Production designer Dina Goldman is overseeing the downstairs work. Her job includes choosing a color palette — earth tones, with lots of greens and browns — creating graphics and signage, and designing the dressing rooms where many of the scenes will take place. Keillor's actual dressing room, she says, is "about the size of a very, very small bathroom."

"The big thing is the tone of the movie, trying to figure out what world we're in — whether it's nostalgic or contemporary," she says. "We're trying to create a darker, moodier feel than the radio show." Altman has said he doesn't want the movie to look like the radio show that tens of thousands of fans have seen at the Fitzgerald, and Goldman is making that transformation happen. One thing she doesn't have to worry about: Mickey's. "It's good to go," she says. "I just think it's fantastic. It's in the movie because it's Garrison's thing and, as far as I know, we're not changing a thing."
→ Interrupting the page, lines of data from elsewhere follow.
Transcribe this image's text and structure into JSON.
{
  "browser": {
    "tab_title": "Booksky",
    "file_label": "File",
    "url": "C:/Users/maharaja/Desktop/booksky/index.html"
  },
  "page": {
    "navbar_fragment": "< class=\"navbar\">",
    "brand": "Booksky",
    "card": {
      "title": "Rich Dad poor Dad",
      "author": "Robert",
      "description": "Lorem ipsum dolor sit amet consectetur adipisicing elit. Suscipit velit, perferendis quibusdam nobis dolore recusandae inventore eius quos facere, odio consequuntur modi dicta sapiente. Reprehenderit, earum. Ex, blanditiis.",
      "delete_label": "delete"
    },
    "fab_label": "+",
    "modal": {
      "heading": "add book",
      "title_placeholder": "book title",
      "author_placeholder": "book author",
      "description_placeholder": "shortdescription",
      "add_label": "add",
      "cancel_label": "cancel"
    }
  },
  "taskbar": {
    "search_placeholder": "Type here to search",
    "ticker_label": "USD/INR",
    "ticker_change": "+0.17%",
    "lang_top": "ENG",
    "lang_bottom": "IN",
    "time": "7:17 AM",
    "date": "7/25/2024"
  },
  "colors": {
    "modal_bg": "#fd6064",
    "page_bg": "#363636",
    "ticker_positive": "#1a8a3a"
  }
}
That should save time. The modestly budgeted movie has only a five-week shoot, about half what a big-budget studio film requires, so everyone must work efficiently to get it done by Aug. 2, when filming is supposed to conclude. Says producer Levy, "If we weren't such a well-oiled machine, we would have real, real issues getting this done in five weeks."

Minneapolis native Julie Hartley is doing the oiling. Hartley's job involves coordinating schedules, keeping an eye on the budget and renting equipment. Hartley had her first discussions about the "Prairie Home Companion" movie a year and a half ago when she "auditioned" several Twin Cities theaters, in case the Fitzgerald proved too cramped to house the film.
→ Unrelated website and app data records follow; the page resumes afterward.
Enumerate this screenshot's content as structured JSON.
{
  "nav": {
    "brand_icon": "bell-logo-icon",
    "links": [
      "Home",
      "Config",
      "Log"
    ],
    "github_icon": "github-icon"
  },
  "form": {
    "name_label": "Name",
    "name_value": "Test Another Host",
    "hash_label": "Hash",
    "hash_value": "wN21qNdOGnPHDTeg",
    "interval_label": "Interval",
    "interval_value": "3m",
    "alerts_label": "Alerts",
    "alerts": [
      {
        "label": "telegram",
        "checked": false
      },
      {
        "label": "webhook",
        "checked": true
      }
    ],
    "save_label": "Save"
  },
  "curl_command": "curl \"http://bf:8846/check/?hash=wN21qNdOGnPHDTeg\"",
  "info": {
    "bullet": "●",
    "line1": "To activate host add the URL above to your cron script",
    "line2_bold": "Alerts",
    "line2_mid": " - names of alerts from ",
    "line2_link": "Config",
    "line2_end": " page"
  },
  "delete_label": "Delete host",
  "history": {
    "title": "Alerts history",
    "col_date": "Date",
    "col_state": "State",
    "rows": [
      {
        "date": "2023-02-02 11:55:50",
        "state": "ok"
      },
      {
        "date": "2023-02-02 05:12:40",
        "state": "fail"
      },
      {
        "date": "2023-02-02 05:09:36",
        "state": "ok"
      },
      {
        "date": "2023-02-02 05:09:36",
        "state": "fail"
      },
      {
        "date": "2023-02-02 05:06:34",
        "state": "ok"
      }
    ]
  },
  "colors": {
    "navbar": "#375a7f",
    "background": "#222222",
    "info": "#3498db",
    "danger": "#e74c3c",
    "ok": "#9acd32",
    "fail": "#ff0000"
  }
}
The Fitzgerald got the part, but Hartley points out challenges. "It's a big Rubik's cube, trying to get everything to fit in and fall into place at the same time," she says, adding that the mayor's office, which has arranged parking permits and virtually free office space, has been a big help.
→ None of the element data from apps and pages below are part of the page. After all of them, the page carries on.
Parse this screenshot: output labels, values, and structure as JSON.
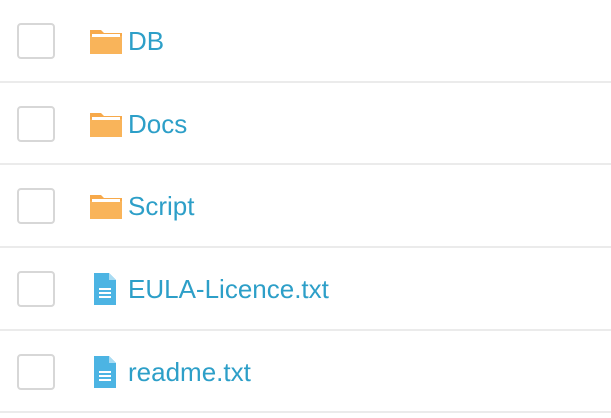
{
  "file_list": {
    "items": [
      {
        "name": "DB",
        "type": "folder",
        "icon": "folder-icon",
        "checked": false
      },
      {
        "name": "Docs",
        "type": "folder",
        "icon": "folder-icon",
        "checked": false
      },
      {
        "name": "Script",
        "type": "folder",
        "icon": "folder-icon",
        "checked": false
      },
      {
        "name": "EULA-Licence.txt",
        "type": "file",
        "icon": "text-file-icon",
        "checked": false
      },
      {
        "name": "readme.txt",
        "type": "file",
        "icon": "text-file-icon",
        "checked": false
      }
    ]
  },
  "colors": {
    "link": "#2d9fc8",
    "folder": "#f7a94a",
    "file": "#4cb4e3",
    "divider": "#ebebeb",
    "checkbox_border": "#d7d7d7"
  }
}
Hartley hadn't worked on a Minnesota movie since "Joe Somebody" in 2001, but it's been longer for Kunin — the sound mixer's last project here was 1985's "That Was Then, This is Now." "Prairie Home" has given him a chance to attend his grandmother's 99th birthday party, enjoy his favorite sandwich at the Monte Carlo restaurant and spend time with his parents in Minneapolis.

His job requires him to spend time with the actors, too. "It's hard to a hide a microphone on someone without getting friendly with them," he says. Luckily, he's worked on other projects with Streep, Kline, Harrelson, Tomlin and Madsen — familiarity that will help them hit the ground running on "Prairie Home Companion."

Kunin is an Altman fan (favorite: "McCabe and Mrs. Miller"). He says working with the respected director, who pioneered the use of naturalistic, overlapping dialogue, is exciting: "Bob's films are known for their complex sound, so it presents a big challenge. I wouldn't say it's outside my comfort zone, but maybe a little."

What that means is that, instead of recording the sound of a couple of actors who have dialogue in any given scene, Kunin will record everyone, which allows all of them to improvise. Fans of Altman's "M.A.S.H.," "Nashville" and "Gosford Park" will recognize that technique.

The director's trademarked spontaneity will also affect Goldman's design work. Altman is planning to give the movie more immediacy and flow by shooting scenes with as many as four cameras at once, so sets have to be designed to be shot from a variety of angles.

All of which, producers say, will make the "Prairie Home Companion" movie recognizable to Altman's fans and Keillor's. "The film really is its own world. Garrison has re-imagined his show for the screenplay," says Astrachan. "It should be very funny; it will have a lot of music; and it will be touching." Adds Levy, "Altman and Keillor enjoy a terrific collaboration, and the movie enjoys a synthesis of the ideas they've discussed."

It's that collaboration that the movie crew is eager to get on film. "One of the highlights for me has been watching Bob Altman and Garrison Keillor together," says production manager Hartley. "It's amazing. They are people who are brilliant at what they do, and working with them is a thrill."

No release date is set for the film yet, but she offers a preview of this coming attraction: "It's not going to be what people might expect — in a good way."